By Victoria Ruiz
Colorado State University-Pueblo marked the opening of the Occhiato Student Center after a $34 million renovation, Monday, Jan. 15.
To students like Ericka Standiford, a sophomore social work major, the approximately $30 million in student fees which was allocated for the renovation was worth the “homey” feel of the building. Standiford said, “I could see that as something (students) would want.”
The OSC saw the return of the Pack Café and Einstein Bros. Bagels. It also welcomed Tacos Navarro, a local restaurant in Pueblo which serves street style tacos and other Mexican influenced food.
This addition excited some students and left them eager to eat on campus. In fact, Standiford said, “I was really surprised. I think it’s awesome that they were able to incorporate (Tacos Navarro).”
Tacos Navarro and the other food venues were a reaped benefit of the new building for students who enjoy having a variety to choose from, as Standiford does. “I’ve eaten there already and I love the food,” she said.
Still, some students feel as though they may not benefit from or utilize the building. Diana Adame, a junior pre-nursing student believes the funds allocated for the new building could have been better used to renovate existing classrooms.
She said, “I was kind of underwhelmed. I think maybe the money could have been used to make some (classrooms) not seem as old.”
However, staff of organizations now housed in the OSC believe the new location will help to better serve students. “When we were downstairs (before renovation) we didn’t get very much student interaction,” said Fredlina Atencio, interim Office Support Specialist for the Office of Diversity and Inclusion. “I think we’ll have a better chance here because we’re on the main level.”
Atencio says she believes the position of the office is beneficial because they are in an ideal environment for students. She is not alone in this opinion.
Some student employees of organizations in the OSC believe something as simple as the way the rooms are designed make them better equipped to assist students. Jaime Huerta, a freshman majoring in athletic training and a work study for Student Engagement and Leadership said, “It’s pretty cool how you can see through (because the walls are made of windows) so students don’t hesitate to go in.”

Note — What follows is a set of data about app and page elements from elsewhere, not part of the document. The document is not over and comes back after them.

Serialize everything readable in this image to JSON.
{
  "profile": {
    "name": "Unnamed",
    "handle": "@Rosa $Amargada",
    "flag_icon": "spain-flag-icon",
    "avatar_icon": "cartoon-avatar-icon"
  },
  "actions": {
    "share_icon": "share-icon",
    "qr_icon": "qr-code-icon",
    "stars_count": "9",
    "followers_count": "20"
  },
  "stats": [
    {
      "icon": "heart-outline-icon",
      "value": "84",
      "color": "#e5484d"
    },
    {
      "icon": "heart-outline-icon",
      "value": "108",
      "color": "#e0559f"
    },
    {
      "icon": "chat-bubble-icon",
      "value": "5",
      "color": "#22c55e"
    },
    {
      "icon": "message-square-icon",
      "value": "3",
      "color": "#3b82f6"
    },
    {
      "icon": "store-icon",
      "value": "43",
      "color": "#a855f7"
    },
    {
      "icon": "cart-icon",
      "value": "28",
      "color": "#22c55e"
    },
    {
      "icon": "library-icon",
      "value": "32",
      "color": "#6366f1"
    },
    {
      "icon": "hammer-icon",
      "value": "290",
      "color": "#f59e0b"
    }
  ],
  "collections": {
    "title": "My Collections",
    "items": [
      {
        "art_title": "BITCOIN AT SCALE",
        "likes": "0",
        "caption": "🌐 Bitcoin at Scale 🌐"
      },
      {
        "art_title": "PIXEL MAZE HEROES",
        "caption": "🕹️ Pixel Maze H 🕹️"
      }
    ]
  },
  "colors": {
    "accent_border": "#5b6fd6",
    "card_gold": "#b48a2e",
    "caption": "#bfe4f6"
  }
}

SEAL and the ODI are simply two of the organizations dedicated to serving students that are now operating from the OSC. Others include: the campus bookstore, the Associated Students’ Government, the Pack Pantry and Auxiliary Services.
Overall, the student response to the OSC has been a positive one. Huerta, who directly interacts with students on a daily basis with SEAL said, “I have definitely seen reactions where (students) say this is exactly what campus needed.”